The boss of New Zealand’s stock exchange has compared local companies listing across the Tasman to “welcoming Australians into an All Blacks training camp and allowing them to take our best players”.
Speaking at a Trans-Tasman Business Circle panel event in Auckland this afternoon, Tim Bennett called on Kiwis to be more nationalistic about this country’s sharemarket.
He said New Zealand would never allow Australia to take members of a national sports team.
“But we seem quite happy to do that with some of the companies that we promote for listing in Australia,” Bennett said, adding that the NZX needed to be viewed as a “national asset”.
In recent months New Zealand tech firms Volpara Health Technologies, 9 Spokes and Powerhouse Ventures have announced plans to skip the NZX and list on Australia’s ASX.
That followed Christchurch-based jetpack maker the Martin Aircraft Company’s decision to list in Australia last year.
Meanwhile, jewellery retailer Michael Hill received shareholder approval this afternoon to shift its primary listing from the NZX to the ASX.
Such moves have generated a lot of media commentary and Bennett’s comments suggest the sharemarket operator is taking to heart the loss of potential local issuers to the ASX.
That’s particularly understandable given quiet state of New Zealand’s listing and initial public offering market.
Only one IPO, chicken producer Tegel, has taken place on the NZX this year, while there have been 27 floats and listings on the ASX in the past two months alone.
But Bennett said caution was needed when comparing the NZX with its vastly bigger counterpart in Australia.
“There’s a lot of discussion about NZX versus ASX and I’d just like to put it in a bit of context,” he said. “The market capitalisation of the Australian market is about 15 or 16 times the New Zealand market.”
Bennett said ASX’s growth had not only been driven by the size of the Australian economy but also other factors such as a strong sense of nationalism around that country’s capital markets and compulsory superannuation.
The NZX did well when put up against more comparable exchanges such as those in Denmark, Turkey, Norway and Israel, Bennett said.

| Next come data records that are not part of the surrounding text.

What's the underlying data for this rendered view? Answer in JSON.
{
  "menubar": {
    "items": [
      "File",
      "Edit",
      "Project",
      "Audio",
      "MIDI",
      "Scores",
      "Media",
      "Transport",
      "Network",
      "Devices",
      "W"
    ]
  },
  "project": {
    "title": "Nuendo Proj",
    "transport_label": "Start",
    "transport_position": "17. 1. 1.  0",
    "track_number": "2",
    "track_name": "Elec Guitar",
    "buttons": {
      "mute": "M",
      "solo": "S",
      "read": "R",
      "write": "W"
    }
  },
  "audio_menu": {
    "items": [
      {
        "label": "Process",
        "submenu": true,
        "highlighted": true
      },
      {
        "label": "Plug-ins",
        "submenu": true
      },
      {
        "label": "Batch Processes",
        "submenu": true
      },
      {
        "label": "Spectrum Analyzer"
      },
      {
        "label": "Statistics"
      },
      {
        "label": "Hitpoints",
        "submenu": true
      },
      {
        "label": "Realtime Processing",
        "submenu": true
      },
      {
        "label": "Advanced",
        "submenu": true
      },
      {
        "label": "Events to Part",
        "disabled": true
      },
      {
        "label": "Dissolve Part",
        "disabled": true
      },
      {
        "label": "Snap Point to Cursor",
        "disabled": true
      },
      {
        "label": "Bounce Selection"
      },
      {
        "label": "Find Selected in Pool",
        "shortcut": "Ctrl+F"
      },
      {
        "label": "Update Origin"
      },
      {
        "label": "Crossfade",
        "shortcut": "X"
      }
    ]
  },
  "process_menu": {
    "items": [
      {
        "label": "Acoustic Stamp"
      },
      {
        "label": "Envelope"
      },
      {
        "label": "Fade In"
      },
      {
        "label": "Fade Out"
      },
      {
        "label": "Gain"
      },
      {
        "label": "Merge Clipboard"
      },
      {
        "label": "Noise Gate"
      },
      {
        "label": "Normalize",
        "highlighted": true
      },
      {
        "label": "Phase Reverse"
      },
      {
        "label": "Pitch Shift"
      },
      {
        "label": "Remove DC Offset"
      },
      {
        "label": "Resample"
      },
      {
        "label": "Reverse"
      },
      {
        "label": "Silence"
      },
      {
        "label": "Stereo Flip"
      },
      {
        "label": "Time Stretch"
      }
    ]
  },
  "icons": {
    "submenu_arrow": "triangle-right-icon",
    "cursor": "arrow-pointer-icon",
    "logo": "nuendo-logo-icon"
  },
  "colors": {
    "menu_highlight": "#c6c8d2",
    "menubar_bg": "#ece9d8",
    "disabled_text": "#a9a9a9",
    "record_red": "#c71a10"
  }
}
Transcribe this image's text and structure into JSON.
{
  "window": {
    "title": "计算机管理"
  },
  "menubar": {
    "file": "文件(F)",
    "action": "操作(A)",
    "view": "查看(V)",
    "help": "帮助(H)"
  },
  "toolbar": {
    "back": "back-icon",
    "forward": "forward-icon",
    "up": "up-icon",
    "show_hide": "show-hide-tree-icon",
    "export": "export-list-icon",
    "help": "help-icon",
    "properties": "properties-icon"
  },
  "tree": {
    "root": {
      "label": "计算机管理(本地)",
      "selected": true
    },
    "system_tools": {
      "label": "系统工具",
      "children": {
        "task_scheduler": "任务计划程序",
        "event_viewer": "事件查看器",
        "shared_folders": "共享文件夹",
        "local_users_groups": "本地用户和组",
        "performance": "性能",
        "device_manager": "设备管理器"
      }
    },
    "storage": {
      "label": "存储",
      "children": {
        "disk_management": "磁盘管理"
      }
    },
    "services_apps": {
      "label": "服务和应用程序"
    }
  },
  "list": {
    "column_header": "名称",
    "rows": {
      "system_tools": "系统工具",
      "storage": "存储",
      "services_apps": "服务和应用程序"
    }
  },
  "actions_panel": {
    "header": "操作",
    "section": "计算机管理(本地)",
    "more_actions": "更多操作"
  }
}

New Zealand Superannuation Fund head of investments Fiona Mackenzie, who also joined the panel, said the $30.3 billion fund was concerned about a lack of liquidity growth in the local market.
“We think some of the key areas to focus on there would be diversity in terms of market participants [including] brokers, fund managers and listed issuers,” Mackenzie said.
She said New Zealand was a “Goldilocks market” when it came to IPOs, which was a challenge for increasing the number of listed issuers.
“Absolutely everything has to be right [to get an IPO completed],” Mackenzie said.
She said there was much room for improvement when it came to corporate governance in New Zealand.
“We’re engaging with companies both individually and via the Corporate Governance Forum,” Mackenzie said.
Gareth Morgan Investments chief investment officer Simon O’Grady said a concerted effort, including through tax policy, was needed to improve access to this country’s capital markets.
“There’s going to be at some point in the next few years … a London or New York of Asia somewhere and we need to be part of that environment,” O’Grady said.